- **DATA EXCERPTS**

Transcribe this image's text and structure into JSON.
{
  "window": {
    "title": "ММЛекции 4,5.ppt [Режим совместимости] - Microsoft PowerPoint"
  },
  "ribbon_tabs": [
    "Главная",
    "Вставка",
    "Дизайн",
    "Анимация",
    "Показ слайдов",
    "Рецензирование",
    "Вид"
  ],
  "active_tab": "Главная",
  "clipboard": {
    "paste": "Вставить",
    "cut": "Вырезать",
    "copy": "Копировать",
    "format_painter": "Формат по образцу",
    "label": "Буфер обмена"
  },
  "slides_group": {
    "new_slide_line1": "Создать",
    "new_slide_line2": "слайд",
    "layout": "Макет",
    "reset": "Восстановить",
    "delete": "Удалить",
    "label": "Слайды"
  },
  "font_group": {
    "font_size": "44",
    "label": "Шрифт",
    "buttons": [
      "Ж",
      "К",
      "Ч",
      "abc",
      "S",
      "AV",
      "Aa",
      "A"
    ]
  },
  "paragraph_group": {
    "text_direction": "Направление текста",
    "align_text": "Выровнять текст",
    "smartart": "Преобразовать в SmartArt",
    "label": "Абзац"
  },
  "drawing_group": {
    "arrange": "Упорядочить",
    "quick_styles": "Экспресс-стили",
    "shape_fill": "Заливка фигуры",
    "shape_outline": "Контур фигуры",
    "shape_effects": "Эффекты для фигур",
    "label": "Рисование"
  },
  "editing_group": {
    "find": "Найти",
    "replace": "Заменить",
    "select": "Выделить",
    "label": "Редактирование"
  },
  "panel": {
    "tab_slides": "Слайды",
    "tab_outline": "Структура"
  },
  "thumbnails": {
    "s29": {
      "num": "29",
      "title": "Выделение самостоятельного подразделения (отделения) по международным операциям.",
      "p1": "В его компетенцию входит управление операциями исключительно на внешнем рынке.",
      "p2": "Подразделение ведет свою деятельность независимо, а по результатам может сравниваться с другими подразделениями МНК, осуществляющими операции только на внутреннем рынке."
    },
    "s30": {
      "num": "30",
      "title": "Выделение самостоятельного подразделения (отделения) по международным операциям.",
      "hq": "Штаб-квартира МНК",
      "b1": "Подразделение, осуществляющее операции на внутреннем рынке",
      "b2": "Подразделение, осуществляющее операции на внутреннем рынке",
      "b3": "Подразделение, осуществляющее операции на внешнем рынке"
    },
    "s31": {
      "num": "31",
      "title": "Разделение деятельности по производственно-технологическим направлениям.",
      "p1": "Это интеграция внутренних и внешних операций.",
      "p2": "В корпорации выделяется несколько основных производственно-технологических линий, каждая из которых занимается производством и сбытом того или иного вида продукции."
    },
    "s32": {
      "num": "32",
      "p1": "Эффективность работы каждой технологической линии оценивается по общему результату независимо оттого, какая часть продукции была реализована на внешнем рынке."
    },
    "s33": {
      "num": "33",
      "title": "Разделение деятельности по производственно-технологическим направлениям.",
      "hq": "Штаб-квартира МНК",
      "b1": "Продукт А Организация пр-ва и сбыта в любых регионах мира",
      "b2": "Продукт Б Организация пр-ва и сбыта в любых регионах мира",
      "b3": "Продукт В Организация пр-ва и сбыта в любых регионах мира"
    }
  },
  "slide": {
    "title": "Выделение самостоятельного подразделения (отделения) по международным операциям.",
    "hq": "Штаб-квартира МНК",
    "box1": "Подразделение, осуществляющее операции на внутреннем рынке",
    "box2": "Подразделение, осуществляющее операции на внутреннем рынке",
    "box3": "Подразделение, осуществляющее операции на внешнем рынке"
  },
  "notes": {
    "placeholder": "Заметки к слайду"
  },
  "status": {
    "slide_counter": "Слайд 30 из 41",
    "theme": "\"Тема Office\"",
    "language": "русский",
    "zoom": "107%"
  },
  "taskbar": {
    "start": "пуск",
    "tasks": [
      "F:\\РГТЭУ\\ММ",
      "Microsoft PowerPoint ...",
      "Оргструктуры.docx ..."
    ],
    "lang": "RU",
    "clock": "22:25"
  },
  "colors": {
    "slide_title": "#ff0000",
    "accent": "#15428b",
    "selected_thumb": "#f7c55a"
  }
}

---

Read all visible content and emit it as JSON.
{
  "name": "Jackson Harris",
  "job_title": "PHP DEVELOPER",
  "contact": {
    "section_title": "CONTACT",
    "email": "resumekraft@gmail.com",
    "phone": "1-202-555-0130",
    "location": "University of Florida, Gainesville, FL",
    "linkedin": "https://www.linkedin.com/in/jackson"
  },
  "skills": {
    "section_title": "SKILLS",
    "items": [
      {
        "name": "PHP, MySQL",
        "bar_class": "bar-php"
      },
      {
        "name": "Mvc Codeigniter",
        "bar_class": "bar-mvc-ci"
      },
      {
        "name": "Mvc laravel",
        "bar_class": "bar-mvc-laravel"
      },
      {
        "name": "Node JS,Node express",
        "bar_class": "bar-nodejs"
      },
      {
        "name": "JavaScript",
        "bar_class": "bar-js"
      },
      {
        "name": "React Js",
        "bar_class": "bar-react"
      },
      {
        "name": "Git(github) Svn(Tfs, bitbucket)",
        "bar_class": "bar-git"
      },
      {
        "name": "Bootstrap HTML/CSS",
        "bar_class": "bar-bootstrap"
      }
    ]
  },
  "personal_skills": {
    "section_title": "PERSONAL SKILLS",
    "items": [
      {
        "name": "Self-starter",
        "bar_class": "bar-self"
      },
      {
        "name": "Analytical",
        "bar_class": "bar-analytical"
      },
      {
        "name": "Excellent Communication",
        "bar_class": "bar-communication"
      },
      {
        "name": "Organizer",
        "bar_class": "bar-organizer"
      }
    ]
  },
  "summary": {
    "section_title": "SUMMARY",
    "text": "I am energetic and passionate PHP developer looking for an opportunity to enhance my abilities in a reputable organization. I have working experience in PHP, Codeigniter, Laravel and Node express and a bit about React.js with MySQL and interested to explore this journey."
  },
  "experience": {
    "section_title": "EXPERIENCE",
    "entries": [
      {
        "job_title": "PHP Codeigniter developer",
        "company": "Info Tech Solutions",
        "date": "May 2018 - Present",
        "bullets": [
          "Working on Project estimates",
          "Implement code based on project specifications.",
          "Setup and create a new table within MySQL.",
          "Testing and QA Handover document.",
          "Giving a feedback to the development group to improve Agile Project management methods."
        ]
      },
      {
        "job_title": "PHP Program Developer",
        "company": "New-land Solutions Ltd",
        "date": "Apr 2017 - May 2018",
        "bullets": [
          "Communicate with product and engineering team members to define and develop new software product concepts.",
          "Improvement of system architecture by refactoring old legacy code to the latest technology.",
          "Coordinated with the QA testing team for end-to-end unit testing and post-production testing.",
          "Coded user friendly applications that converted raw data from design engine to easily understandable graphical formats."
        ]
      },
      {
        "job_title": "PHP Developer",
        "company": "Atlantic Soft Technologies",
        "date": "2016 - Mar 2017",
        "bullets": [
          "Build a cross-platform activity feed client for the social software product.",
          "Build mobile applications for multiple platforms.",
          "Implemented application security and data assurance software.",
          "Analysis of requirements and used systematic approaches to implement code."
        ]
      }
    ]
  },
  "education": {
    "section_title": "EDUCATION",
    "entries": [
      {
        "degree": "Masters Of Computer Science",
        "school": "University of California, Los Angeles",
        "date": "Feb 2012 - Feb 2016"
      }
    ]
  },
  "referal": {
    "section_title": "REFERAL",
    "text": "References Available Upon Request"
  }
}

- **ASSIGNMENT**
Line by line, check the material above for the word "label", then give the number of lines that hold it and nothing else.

- **EXERCISE RESULT**
6